  12. 12. Class Review of Literary Elements<br />POV <br />First person, yes – we learn about his personality; we know more about his behaviour, his fears, things that only he could know; but, because this point of view is subjective, what we know about other characters is limited – we have to trust what he tells us.<br />He is an unreliable narrator (what he tells us may not actually be true.)<br />
  13. 13. Class Review of Literary Elements<br />Setting - Yes. <br />Night-time – darkness gives the narrator the opportunity to commit the crime; symbolically darkness fits the mood<br />the location of the bedroom in the “empty” old house where the two characters live (opportunity)<br />
  14. 14. Class Review (Cont’d.)<br />Characters <br />flat or round – could be argued either way<br />dynamic or static –<br />probably static – he probably hasn’t changed his beliefs about the murder – he is telling the story to someone after the murder has happened and after he has confessed to the police, yet he is still proud of his actions<br />
  15. 15. Class Review (Cont’d.)<br />Conflict <br />external <br />-narrator vs. old man – his eye<br />-narrator vs. the police<br />internal<br />-narrator likes the old man but hates his eye<br />-narrator is both proud of and guilty about his crime<br />Foreshadowing<br />-I can tell you how calmly . . . <br />-It is impossible to say how first the idea entered my brain, but once considered it haunted me day and night. <br />(You know he is going to tell you something dangerous/bad)<br />
  16. 16. Class Review (Cont’d.)<br />Outcome<br />positive – he did what he wanted to do<br />negative – he had to suffer the consequences<br />Theme<br />Criminals cannot handle their guilt easily.<br />If you do something evil you will suffer the consequences.<br />
  17. 17. BREAK<br />

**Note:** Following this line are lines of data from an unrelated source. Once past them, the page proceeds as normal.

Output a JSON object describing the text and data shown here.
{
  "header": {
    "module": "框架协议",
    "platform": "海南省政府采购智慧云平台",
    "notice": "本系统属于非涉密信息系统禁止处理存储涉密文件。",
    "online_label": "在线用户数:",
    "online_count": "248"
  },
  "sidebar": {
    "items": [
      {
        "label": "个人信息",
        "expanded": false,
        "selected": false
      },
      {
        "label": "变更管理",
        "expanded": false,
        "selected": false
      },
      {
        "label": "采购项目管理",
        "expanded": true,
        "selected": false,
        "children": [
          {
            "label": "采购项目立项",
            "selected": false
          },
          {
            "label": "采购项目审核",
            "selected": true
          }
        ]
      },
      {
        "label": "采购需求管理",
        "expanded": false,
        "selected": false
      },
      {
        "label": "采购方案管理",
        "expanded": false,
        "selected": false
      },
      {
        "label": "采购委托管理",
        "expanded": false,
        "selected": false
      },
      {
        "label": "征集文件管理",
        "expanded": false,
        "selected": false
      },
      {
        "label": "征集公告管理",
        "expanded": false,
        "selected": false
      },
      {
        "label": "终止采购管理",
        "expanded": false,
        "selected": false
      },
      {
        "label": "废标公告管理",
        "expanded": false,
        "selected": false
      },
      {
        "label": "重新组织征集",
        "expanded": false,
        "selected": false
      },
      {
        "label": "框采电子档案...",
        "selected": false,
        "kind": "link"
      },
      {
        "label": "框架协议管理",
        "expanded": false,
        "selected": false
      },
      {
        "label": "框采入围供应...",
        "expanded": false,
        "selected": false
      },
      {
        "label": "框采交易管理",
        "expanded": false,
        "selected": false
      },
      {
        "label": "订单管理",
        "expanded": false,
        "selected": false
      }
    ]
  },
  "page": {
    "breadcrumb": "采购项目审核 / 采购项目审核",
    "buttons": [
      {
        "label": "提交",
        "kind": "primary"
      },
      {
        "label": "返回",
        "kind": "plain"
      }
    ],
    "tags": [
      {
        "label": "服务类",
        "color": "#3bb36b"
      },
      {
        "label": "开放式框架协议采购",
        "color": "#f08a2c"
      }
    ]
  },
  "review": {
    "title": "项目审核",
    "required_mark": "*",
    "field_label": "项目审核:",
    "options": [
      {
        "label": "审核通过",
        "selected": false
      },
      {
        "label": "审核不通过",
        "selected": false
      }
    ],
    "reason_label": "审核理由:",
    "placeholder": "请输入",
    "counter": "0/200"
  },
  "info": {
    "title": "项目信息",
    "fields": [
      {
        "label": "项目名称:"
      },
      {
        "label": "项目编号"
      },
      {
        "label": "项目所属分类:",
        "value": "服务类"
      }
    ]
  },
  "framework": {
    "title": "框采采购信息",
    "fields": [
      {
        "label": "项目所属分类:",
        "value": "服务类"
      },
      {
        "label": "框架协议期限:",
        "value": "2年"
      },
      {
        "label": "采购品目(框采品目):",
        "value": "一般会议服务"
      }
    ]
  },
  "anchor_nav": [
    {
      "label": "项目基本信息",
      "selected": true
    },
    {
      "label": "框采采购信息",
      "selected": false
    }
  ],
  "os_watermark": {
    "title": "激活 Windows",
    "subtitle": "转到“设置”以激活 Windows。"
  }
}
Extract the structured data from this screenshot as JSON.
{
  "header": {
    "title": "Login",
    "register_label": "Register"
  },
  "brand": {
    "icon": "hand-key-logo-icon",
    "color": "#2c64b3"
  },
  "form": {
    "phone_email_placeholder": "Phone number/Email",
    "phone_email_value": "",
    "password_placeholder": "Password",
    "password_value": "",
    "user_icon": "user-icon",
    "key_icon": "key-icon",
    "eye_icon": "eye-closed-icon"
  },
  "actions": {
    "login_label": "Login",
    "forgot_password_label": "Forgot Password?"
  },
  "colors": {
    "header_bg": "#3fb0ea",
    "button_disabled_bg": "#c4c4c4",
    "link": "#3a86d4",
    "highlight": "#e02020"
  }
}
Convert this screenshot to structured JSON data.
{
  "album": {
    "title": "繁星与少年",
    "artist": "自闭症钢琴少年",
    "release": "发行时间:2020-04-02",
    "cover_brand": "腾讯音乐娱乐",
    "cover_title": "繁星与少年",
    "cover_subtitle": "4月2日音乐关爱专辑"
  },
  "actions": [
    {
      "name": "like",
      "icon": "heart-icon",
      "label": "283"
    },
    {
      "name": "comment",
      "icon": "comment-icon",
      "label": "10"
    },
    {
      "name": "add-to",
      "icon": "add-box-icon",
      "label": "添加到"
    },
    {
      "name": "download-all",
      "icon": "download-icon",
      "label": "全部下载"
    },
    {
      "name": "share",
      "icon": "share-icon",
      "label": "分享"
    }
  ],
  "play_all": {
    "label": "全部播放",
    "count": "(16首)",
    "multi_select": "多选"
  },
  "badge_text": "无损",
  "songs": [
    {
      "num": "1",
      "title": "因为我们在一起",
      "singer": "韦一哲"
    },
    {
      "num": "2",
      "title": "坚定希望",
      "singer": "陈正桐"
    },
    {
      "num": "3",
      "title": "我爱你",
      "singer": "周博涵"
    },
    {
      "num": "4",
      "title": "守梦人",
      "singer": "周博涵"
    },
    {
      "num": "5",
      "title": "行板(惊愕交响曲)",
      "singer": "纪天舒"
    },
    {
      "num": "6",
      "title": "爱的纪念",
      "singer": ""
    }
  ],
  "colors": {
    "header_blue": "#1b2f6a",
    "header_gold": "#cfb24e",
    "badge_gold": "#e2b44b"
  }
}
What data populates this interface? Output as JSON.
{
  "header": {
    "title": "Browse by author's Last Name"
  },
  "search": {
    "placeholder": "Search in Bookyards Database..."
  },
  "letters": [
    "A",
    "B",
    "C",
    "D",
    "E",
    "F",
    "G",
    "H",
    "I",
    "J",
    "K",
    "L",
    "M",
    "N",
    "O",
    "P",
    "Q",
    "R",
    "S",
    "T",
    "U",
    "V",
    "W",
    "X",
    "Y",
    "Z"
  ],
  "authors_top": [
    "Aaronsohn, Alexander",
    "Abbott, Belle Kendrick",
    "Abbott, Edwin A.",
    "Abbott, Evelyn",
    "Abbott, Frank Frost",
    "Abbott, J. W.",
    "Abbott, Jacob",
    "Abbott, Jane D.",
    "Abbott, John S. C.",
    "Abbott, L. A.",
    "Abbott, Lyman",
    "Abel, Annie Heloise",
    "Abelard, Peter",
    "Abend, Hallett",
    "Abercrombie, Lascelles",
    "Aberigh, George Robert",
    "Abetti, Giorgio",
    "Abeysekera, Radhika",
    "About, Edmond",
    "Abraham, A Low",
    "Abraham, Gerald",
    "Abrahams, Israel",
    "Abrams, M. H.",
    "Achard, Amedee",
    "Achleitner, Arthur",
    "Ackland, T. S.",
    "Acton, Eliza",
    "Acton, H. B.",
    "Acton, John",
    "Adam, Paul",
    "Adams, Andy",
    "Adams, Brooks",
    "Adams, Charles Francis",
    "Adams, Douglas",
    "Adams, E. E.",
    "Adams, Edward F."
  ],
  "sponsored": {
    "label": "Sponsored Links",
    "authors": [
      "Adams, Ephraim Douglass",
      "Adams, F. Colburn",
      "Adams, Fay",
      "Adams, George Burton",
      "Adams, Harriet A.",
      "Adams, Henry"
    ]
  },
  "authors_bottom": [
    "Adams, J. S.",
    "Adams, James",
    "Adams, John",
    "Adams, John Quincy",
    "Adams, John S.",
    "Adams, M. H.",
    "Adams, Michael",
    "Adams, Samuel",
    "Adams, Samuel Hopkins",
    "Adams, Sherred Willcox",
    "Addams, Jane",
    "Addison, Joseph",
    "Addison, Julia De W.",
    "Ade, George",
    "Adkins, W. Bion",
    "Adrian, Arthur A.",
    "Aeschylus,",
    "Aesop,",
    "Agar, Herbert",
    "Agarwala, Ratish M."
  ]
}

  18. 18. How to Answer Literature Questions<br />Refer to your handout “How to Answer Literature Questions”<br />Remember<br />begin with a complete sentence that restates the question<br />write in the present tense<br />use names the first time you refer to the author, a character, or the story<br />state your answer in your own words <br />then give support by paraphrasing or quoting from the story<br />
  19. 19. For Discussion, p. 143 <br />At the opening of the story, the narrator is trying to convince someone of his sanity. What examples does he use to demonstrate his sanity? To whom do you think he is speaking? (Answer is a sample. Other examples and explanations may also be acceptable).<br />A: The narrator gives several examples to try to convince us he is not insane. For example, he says “Observe how healthily, how calmly, I can tell you the whole story,” p. 135. Also, on p. 136 he says “You fancy me made. Madmen know nothing, but you should have seen me.” He then goes on to describe the steps he takes. I think the narrator is talking to himself, trying to convince himself that he has no guilt and that he is not made. It is like he is confessing to himself.<br />
  20. 20. In-class Activity: For Discussion, p. 143 <br />Complete Question 2 on your own. (5 marks)<br />Title your work “The Tell-Tale Heart” – For Discussion. <br />Write your name on the top right hand corner.<br />Due at the end of class.<br />IF YOU MISSED THIS CLASS, it is up to you to arrange a time to do an alternate question.<br />
  21. 21. Homework<br />For Monday, Dec. 13th /10 marks<br />Write a paragraph using the underlined words from the story “The Tell-Tale Heart.” <br />Your paragraph must <br /> use the correct form (n., v., adj., adv.), and <br />show the meaning of the word fully<br />Challenge Yourself! If you haven’t started the above assignment yet, consider doing the first writing topic under “For Writing” using the underlined words.<br />

×